Copper scrap metal was reportedly selling for about $6,000 a ton at the beginning of September. Otterbein Church in Waynesboro, Mount Pleasant United Brethren Church in Greene Township, Trinity, United Church of Christ in Mercersburg and Memorial Lutheran Church in Shippensburg have all had downspouts stolen in the past month.
“When you get into taking metal off of buildings, I think that’s economic despair talking,’’ said John Spangler of Lutheran Theological Seminary at Gettysburg.
He said several historic buildings on the seminary’s campus have also been stripped of their outdoor copper. When it comes to this kind of theft, he believes churches are likely targeted out of a perception of convenience.
Amir Marvasti, an associate professor of sociology at Penn State Altoona, said thefts are usually motivated by need. He said the choice to victimize a church may be largely due to convenience, and the social stigma of such a crime is likely lost on the criminal.
“Churches make easy targets. They’re not usually under surveillance, not well guarded. People expect strangers to routinely go into a church to pray. It may be the path of least resistance,’’ he said. “There’s an old saying, ‘there’s no honor among thieves.’’’
Pastor Ray Kipe of Five Forks Brethren in Christ Church said his church’s van was apparently seen as an easy mark when it was parked outside the Quincy Township house of worship. Someone stole the van’s catalytic converter between 11 p.m. Sept. 10 and 2:30 p.m. Sept. 13.
“We had been leaving it parked out in the open on a regular basis. Someone probably noticed that,’’ he said. “I don’t think the church was necessarily targeted, I think it could have happened anywhere at all.’’
Catalytic converters contain precious metals including platinum and rhodium, which can command a high price from scrap metal dealers. Kipe said another pastor discovered the part was missing when he started up the van and “it sounded like a race car.’’
The total cost to repair the van was $800. The church uses the van to take parishioners on various outings, including visits to shut-ins.
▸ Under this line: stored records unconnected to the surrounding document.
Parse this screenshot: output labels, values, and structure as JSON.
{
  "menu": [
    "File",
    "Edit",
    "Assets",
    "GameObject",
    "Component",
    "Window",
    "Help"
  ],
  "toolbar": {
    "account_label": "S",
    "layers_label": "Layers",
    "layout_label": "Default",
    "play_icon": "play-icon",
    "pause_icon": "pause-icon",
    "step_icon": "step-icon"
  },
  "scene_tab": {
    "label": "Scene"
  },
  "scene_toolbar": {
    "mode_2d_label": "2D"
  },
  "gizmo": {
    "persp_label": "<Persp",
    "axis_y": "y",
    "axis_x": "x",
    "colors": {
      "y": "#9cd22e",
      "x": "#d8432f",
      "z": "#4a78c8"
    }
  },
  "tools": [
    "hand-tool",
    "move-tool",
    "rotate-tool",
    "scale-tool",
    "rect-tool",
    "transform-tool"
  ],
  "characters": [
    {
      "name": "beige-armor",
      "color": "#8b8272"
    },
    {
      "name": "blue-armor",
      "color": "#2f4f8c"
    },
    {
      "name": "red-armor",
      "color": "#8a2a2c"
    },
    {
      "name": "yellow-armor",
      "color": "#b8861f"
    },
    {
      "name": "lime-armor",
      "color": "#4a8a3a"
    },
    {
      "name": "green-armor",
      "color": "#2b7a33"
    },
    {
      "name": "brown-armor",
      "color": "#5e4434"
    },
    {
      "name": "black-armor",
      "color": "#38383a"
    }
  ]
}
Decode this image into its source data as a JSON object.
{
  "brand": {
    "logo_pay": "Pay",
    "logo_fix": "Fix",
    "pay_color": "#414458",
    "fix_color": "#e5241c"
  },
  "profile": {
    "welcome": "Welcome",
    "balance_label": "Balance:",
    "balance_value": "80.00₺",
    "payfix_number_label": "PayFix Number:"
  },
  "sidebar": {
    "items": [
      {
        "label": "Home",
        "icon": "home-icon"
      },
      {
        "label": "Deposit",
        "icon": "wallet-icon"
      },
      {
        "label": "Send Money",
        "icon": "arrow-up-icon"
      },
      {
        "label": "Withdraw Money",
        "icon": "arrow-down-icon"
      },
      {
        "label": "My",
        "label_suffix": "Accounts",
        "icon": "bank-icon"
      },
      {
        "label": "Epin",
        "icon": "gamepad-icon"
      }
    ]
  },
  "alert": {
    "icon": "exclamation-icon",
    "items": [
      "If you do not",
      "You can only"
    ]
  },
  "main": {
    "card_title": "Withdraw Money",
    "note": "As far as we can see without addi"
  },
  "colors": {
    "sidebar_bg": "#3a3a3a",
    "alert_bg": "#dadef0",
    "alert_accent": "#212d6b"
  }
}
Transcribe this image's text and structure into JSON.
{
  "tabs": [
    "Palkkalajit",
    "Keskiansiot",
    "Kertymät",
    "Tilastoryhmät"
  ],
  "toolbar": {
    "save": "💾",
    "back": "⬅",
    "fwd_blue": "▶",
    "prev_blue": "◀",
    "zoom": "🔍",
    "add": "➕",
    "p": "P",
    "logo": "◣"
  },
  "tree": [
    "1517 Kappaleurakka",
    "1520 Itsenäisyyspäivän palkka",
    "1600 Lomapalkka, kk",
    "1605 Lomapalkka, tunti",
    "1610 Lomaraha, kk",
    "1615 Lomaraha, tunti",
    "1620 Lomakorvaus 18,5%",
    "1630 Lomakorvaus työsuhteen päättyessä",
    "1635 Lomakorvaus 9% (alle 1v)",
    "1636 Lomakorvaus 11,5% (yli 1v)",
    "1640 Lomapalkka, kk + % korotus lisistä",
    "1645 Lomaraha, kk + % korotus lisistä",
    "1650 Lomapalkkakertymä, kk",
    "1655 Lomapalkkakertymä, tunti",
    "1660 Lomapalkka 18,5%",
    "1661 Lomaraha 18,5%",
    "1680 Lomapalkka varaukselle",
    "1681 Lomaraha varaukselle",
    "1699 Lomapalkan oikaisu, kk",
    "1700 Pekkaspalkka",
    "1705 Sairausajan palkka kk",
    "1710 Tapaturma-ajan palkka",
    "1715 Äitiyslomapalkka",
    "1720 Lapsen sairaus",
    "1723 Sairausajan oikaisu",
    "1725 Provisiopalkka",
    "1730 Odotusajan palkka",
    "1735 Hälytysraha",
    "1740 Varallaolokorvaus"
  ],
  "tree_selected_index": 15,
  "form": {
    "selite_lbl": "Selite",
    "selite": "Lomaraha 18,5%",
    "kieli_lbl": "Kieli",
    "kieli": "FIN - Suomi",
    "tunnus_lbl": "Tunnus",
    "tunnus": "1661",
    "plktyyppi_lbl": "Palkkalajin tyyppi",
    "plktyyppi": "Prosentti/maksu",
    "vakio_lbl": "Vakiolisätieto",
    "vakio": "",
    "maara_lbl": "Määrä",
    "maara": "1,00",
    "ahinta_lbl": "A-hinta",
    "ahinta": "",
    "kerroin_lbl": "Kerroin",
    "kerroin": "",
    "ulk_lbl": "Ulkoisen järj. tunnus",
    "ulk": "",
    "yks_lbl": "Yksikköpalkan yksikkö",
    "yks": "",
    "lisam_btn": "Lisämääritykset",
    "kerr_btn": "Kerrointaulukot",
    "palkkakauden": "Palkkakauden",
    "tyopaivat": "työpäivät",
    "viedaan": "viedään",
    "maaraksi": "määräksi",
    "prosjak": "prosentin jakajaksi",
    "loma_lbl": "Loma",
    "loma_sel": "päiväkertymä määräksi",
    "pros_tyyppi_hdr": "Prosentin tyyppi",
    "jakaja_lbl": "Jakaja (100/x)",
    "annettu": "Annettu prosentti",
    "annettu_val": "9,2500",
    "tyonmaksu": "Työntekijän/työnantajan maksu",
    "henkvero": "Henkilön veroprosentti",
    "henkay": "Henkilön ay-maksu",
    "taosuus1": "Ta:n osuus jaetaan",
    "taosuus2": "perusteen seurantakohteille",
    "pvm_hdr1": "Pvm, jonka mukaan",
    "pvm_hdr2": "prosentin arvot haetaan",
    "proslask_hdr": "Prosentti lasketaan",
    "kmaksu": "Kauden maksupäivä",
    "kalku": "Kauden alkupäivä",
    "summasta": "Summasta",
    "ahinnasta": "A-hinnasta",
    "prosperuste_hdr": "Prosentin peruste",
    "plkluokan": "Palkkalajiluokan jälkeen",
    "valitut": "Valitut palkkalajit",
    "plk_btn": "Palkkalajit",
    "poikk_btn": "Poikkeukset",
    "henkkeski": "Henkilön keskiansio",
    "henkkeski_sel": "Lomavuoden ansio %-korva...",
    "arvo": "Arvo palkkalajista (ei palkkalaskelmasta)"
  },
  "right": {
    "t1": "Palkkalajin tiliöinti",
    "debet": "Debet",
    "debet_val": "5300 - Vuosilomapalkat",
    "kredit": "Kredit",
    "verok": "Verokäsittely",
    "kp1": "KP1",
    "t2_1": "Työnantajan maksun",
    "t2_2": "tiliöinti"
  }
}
It has also made a number of trips to bring donated supplies to people in need, including victims of the tornado that hit Joplin, Mo.
“Some people might ask, ‘how could you steal from a church?’ And yet, for many people who no longer respect that sort of thought about churches, I don’t know that they feel any worse about it,’’ Kipe said. “I think that sort of respect or sense of fear is gone. It’s where our culture is today, as opposed to where it was 50 years ago.’’
Marvasti said it’s difficult to form any conclusions about who might be responsible for the thefts.
“It doesn’t sound to me like you’re looking at professional criminals here,’’ he said. “They don’t usually target churches, and if they do it would be probably be for something more valuable than copper and catalytic converters.’’
Kipe said the van is now being stored in a garage, and the church is taking other steps to ensure security. Likewise, Spear said his church is being more cautious since the collection plate money was stolen.
“It’s just a sad situation that occurred and we’re continuing to move forward and do our ministry,’’ Spear said. “Still, it causes you to change a few procedures. If you don’t learn from past mistakes, you probably have to learn the lesson again.’’
Neither pastor said he was angry about the crimes. Both pointed out that their churches strive to provide assistance for people in need, and would have preferred to try and help the thieves if they had been asked first.
“I think the scripture calls us first of all to be forgiving,’’ Spear said. “We would not excuse what they did, but perhaps we could be kind and loving towards them and maybe make a difference in their lives.’’
Both agreed that those responsible for the thefts should be held responsible through the criminal justice system.
“I have a sense of compassion for people who do that, not because they’re not guilty, but because I feel sorry for the person who has to do that sort of thing to survive,’’ Kipe said. “I know that’s not a way to live peacefully.’’